Among his other recent cases, Jon teamed with firm shareholder  Bob Feltoon in successfully defending IBM in a multi-million dollar lawsuit brought by a potential subcontractor under a “teaming agreement” between the parties in connection with a contract between IBM and the Defense Department.   The District Court dismissed all of the plaintiff’s claims, and the Third Circuit affirmed as to all except one of those claims, which was remanded.  Trianco, LLC v. IBM Corp., 466 F. Supp. 2d 600 (E.D. Pa. 2006), aff’d in part, 271 Fed. Appx. 198 (3d Cir. 2008).  The District Court subsequently granted IBM’s motion to dismiss the remaining claim and the Third Circuit upheld that decision, successfully ending the litigation.  583 F. Supp. 2d 649 (E.D. Pa. 2008), aff’d, 347 Fed. Appx. 808 (3d Cir. 2009).  Jon and Bob Feltoon again successfully defended IBM through trial in a lawsuit brought by an authorized reseller of IBM’s largest mainframes, which alleged that IBM had wrongfully favored a competing reseller in a competitive sales situation.  After achieving dismissal of all but one of the plaintiff’s claims, the case proceeded to trial.  GlassHouse Sys., Inc. v. IBM Corp., 607 F. Supp. 2d 709 (E.D. Pa. 2009) (dismissing all but two claims); id., 750 F. Supp. 2d 516 (E.D. Pa. 2010) (granting summary judgment on one of two remaining claims).  IBM prevailed at trial on the one remaining claim.  2011 WL 2937389 (E.D. Pa. July 20, 2011).

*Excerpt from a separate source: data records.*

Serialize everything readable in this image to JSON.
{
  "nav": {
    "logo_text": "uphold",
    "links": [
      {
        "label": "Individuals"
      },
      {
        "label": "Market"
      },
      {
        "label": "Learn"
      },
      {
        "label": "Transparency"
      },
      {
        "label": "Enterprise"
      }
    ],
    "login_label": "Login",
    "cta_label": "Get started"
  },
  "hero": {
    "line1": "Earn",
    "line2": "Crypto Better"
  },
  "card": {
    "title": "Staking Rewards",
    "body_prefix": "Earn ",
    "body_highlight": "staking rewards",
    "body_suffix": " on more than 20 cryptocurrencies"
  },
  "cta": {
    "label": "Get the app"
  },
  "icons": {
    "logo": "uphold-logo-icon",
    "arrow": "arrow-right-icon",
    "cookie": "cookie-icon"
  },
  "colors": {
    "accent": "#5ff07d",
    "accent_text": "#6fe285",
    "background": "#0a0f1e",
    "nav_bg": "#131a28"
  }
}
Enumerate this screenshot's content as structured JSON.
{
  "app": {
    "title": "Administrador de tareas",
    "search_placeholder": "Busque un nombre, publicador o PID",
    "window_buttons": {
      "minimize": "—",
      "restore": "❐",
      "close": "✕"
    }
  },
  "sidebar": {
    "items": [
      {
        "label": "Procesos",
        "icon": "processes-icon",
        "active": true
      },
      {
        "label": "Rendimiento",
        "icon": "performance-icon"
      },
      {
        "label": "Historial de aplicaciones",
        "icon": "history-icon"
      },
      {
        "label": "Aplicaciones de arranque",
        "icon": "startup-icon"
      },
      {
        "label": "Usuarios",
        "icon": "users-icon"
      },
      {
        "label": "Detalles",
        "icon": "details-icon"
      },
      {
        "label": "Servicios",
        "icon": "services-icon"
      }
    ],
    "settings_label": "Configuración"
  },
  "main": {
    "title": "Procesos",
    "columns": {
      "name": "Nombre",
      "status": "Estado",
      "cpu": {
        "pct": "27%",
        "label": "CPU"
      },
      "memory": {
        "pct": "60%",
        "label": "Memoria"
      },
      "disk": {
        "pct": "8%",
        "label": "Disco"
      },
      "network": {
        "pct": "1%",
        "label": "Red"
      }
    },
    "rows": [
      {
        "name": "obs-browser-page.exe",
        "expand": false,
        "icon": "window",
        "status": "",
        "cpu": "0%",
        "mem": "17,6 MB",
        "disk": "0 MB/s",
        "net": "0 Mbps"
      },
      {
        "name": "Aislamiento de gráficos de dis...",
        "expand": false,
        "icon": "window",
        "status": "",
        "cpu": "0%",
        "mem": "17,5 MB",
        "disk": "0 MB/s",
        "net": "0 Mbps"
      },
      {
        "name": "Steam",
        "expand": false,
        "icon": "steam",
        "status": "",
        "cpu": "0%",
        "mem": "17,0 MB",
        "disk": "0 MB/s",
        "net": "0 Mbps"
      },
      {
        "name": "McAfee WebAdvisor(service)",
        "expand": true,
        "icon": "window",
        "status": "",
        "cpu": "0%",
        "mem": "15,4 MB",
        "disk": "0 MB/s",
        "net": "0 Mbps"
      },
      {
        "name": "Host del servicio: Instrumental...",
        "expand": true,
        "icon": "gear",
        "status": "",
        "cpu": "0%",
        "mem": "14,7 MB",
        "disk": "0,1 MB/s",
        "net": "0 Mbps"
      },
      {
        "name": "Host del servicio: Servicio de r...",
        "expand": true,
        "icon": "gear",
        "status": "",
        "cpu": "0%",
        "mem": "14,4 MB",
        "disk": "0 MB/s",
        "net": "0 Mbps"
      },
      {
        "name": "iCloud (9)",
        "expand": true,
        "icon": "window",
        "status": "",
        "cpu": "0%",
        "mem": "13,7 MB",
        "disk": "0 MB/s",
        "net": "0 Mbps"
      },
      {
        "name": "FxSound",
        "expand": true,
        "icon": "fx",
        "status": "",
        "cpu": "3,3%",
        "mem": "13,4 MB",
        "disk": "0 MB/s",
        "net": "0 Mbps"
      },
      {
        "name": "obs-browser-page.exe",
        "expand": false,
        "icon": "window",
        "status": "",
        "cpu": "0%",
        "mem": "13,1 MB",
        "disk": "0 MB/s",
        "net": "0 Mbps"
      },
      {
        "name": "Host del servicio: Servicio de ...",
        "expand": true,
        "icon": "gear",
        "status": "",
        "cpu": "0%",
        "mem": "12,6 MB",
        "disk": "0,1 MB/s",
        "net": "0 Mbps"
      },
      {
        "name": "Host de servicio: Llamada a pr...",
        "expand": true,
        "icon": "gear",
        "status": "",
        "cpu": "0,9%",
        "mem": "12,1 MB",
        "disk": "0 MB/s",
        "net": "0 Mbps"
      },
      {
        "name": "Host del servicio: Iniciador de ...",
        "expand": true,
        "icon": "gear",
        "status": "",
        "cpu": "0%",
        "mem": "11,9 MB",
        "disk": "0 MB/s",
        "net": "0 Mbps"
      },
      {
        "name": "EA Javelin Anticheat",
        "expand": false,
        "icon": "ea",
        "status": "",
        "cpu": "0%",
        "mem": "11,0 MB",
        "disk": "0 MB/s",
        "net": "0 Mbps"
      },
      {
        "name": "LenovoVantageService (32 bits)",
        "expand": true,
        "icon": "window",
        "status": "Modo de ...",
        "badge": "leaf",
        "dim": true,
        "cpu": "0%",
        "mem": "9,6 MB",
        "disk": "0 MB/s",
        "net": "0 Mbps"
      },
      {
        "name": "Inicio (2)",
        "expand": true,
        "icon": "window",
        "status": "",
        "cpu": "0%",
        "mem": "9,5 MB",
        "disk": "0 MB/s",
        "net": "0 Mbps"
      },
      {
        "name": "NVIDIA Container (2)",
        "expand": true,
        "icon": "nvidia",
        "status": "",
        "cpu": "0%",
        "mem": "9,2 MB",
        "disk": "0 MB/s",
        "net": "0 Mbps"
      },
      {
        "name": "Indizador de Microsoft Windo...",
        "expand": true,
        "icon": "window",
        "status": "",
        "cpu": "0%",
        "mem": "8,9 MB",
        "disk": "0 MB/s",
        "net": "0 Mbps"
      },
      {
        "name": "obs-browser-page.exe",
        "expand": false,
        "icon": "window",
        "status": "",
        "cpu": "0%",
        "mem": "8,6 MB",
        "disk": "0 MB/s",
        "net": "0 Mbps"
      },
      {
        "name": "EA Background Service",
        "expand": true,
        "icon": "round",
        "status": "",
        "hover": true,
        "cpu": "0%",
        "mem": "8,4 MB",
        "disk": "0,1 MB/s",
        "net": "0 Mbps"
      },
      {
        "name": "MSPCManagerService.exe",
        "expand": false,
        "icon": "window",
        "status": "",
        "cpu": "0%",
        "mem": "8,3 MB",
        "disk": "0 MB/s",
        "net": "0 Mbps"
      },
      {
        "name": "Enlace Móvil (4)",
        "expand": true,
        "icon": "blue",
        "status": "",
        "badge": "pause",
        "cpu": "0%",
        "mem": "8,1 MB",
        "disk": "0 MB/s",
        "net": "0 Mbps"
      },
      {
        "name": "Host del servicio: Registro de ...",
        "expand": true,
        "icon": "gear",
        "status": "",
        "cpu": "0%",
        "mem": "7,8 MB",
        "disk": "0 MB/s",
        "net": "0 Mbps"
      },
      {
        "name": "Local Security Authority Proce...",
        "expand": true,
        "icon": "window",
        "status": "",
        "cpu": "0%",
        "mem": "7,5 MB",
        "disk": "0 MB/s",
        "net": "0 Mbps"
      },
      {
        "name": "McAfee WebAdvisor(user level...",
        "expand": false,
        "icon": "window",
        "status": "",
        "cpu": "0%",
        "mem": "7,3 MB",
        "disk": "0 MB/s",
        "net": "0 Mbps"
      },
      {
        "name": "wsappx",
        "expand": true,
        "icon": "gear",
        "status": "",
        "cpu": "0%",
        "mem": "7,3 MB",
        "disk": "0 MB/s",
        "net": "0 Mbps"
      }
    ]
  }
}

Jon and Bob Feltoon also represented the plaintiff-insured in a fire insurance coverage action in New Jersey State court, Joseph v. Bay State Ins. Co., No. CAM-L-4005-09. Jon and Bob obtained partial summary judgment in the insured’s favor on the basis that the insurance company had improperly named a dwelling loss “appraiser” who was not “disinterested” as required under New Jersey law.  After the court handed down additional favorable rulings for the insured, the parties settled.